Now, there were other men with Daniel when he saw the vision. And these men had to be believers. In his captivity, Daniel had set a standard for himself not to associate with the wicked. Yet these believers who were with him now weren’t “men of another sort,” like Daniel. So when the vision came, those men fled. “I Daniel alone saw the vision: for the men that were with me saw not the vision: but a great quaking fell upon them, so that they fled to hide themselves” (10:7).
God’s holy presence had sent these men running in fear. And we know that only hearts full of hidden sin can cause such a fear of the Lord’s presence.
This brings me to a final word on the matter of being a believer “of another sort.” I’ve been thinking a lot lately about the day when we’ll all appear before the Lord, at the judgment. On that day, we’re going to stand before Christ, both man and God. Like us, Jesus walked the earth, talked with other men, and was touched by all human feelings. And now, as each of us appears before him, we’ll immediately see either a pleased twinkle in his eye or a wounded gaze.
I think of Samuel’s words to Saul: “Thou hast done foolishly: thou hast not kept the commandment of the Lord thy God, which he commanded thee: for now would the Lord have established thy kingdom upon Israel for ever. But now thy kingdom shall not continue: the Lord hath sought a man after his own heart” (1 Samuel 13:13-14).
Saul will be there on that day, along with the rest of us. I wonder what the Lord will say to him then. Will it be something like the following?

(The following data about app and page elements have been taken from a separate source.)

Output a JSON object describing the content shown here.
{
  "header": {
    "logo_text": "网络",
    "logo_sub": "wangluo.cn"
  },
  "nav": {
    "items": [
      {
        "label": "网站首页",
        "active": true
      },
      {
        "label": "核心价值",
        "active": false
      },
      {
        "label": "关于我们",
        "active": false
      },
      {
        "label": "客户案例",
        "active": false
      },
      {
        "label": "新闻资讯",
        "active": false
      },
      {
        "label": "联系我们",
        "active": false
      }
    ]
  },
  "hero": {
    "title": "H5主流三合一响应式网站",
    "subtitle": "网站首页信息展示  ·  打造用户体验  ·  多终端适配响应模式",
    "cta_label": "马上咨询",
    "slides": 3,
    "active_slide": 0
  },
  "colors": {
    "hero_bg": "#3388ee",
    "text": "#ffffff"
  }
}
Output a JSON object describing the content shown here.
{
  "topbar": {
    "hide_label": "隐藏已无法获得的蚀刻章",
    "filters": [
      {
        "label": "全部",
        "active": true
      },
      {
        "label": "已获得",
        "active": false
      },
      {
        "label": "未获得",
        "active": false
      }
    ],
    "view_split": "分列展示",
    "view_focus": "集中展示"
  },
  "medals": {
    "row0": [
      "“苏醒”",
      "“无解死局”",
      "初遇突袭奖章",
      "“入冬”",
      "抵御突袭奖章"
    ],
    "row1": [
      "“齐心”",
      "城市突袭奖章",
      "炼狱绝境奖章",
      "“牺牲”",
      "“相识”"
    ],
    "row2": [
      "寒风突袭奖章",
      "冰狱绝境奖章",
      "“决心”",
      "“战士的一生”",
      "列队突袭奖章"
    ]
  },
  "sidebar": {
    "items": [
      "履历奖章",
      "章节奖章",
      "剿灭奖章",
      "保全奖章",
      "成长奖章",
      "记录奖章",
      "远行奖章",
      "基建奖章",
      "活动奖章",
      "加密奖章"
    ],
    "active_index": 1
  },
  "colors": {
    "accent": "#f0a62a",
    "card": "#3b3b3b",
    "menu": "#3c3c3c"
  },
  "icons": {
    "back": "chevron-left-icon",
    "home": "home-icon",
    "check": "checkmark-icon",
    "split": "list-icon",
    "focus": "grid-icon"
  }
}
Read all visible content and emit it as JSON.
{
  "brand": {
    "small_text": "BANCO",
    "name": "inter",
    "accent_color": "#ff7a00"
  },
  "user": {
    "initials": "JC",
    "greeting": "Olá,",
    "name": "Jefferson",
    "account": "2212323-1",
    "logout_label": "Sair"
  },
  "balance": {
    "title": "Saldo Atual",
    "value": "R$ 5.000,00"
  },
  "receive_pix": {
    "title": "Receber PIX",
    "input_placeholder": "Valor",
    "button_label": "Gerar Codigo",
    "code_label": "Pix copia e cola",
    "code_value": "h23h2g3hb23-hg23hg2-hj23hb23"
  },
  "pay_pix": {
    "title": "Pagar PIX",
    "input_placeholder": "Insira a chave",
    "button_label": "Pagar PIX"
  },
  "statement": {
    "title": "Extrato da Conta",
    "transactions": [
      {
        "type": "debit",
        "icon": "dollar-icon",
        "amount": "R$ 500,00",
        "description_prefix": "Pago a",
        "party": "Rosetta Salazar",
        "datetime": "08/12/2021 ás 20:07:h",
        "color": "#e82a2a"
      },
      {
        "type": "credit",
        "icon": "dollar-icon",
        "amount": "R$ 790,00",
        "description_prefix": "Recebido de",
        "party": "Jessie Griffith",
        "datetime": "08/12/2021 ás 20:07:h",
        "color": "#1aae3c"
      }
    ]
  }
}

“Saul, let me show you what I had in mind for you. You would have been a gentle father to David. And the nation you ruled would have been on its knees in humility before me. You would have earned for Israel the respect of surrounding nations. And my people would have enjoyed peace like a river. I would have given you honor and a name that bore the very stamp of God on it.
“But it all turned out differently. You aborted my plans for you, because you didn’t take my Word seriously. Instead, you allowed jealousy, bitterness and unforgiveness to rob you of everything. Saul, look at what you lost.”
I dread the thought of having Christ say to me those words: “David, look at what could have been. Behold the reservoirs of divine blessings you missed, because you walked in pride. Your ministry was but a shadow of what I had planned. Yes, I forgave you and redeemed you, but you lived far below my desires for you.”
Dear saint, we’re living in life-and-death times right now. And it’s time to choose between the path to spiritual life and obedience, or the path to spiritual death and hypocrisy. Consider the words of Moses: “I call heaven and earth to record this day against you, that I have set before you life and death, blessing and cursing: therefore choose life, that both thou and thy seed may live” (Deuteronomy 30:19).
I urge you, set your heart today to seek God with all diligence and determination. Then go to his Word with ever-increasing love and desire. Pray with fasting for brokenness, to receive his burden. Finally, confess and forsake everything that hinders the Holy Spirit from opening heaven’s blessings to you. The path of “men of another sort” is open to everyone. Will you walk in it?